++++ Provided entries ++++

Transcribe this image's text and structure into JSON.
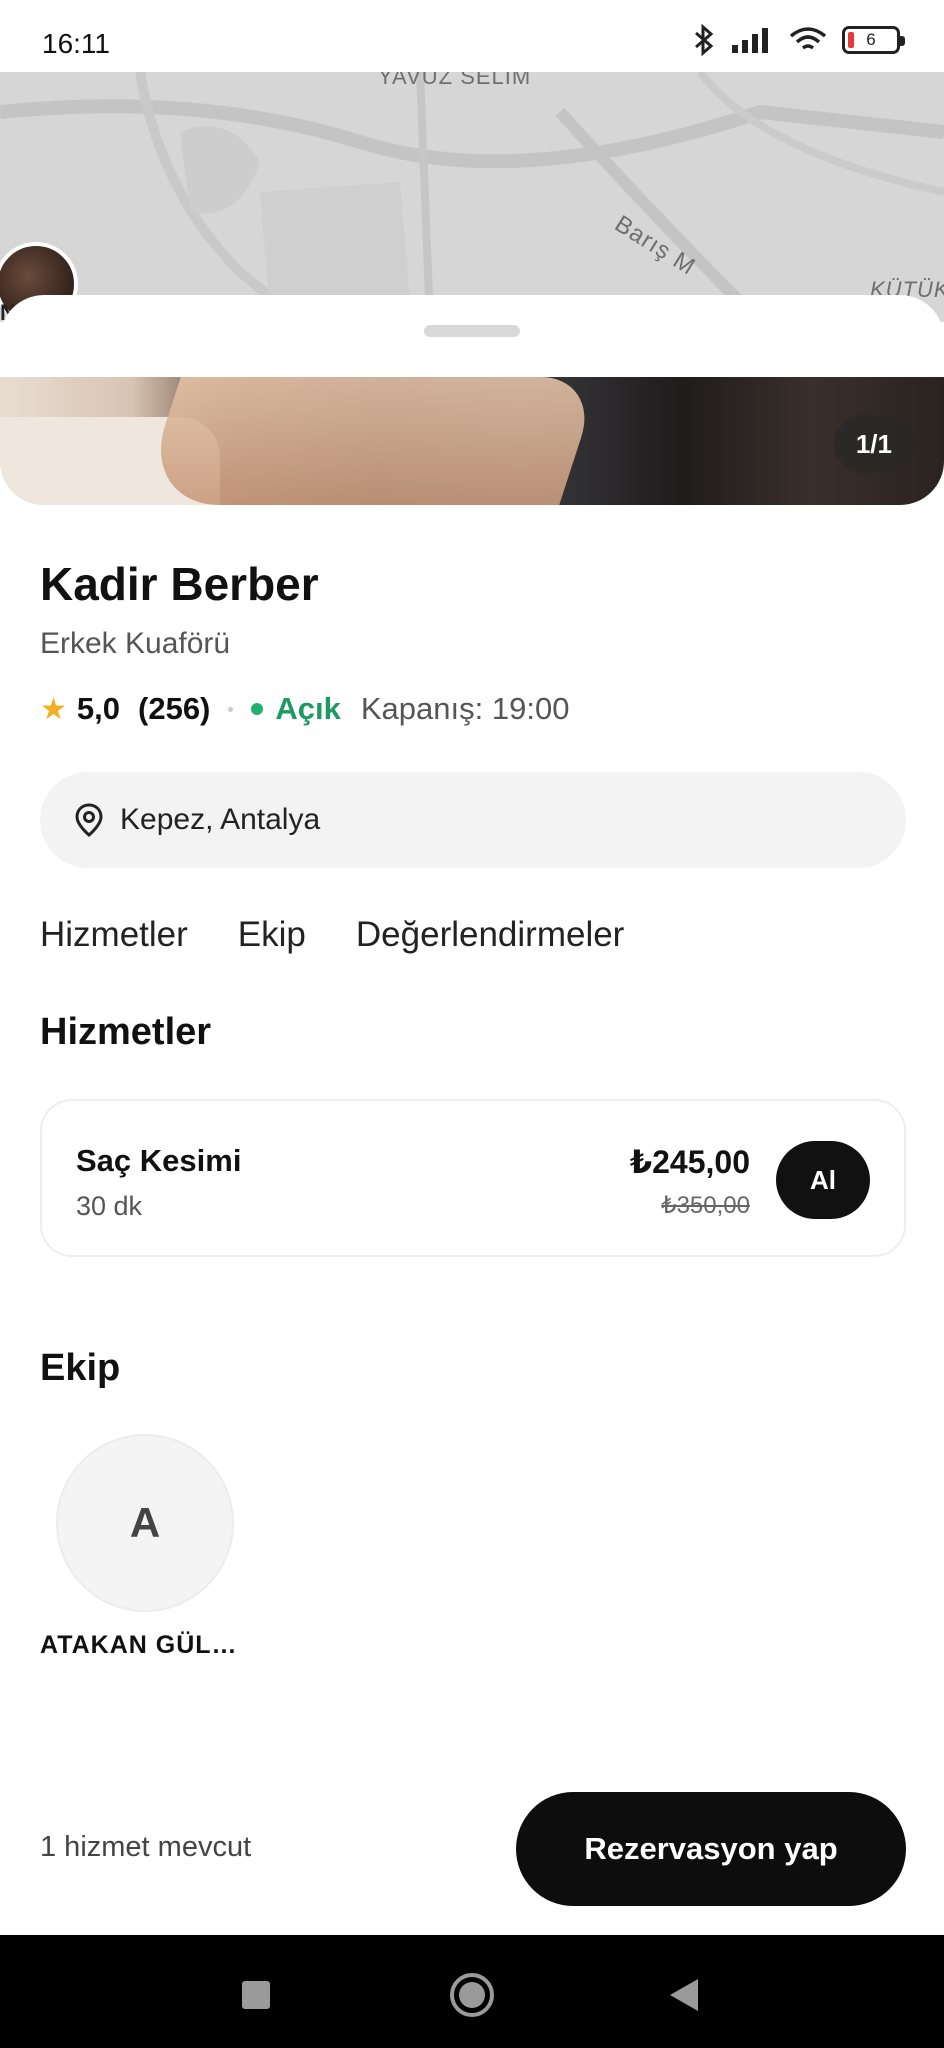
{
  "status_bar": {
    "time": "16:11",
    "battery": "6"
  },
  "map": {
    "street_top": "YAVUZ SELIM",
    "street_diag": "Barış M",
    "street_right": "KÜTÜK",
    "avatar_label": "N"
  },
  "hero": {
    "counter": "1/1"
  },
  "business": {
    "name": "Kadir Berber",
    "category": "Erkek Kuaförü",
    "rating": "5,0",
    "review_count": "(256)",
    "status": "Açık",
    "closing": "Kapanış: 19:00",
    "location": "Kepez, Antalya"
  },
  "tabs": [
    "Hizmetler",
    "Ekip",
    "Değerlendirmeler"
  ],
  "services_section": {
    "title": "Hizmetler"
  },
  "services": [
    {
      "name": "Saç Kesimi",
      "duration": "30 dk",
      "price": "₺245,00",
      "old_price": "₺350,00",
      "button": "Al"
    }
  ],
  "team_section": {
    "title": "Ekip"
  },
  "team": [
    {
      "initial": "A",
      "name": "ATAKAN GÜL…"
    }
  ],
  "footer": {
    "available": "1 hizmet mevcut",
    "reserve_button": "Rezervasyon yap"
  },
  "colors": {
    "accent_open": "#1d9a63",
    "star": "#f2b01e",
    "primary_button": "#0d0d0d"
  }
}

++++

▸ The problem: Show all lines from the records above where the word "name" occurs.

▸ Task answer:
    "name": "Kadir Berber",
      "name": "Saç Kesimi",
      "name": "ATAKAN GÜL…"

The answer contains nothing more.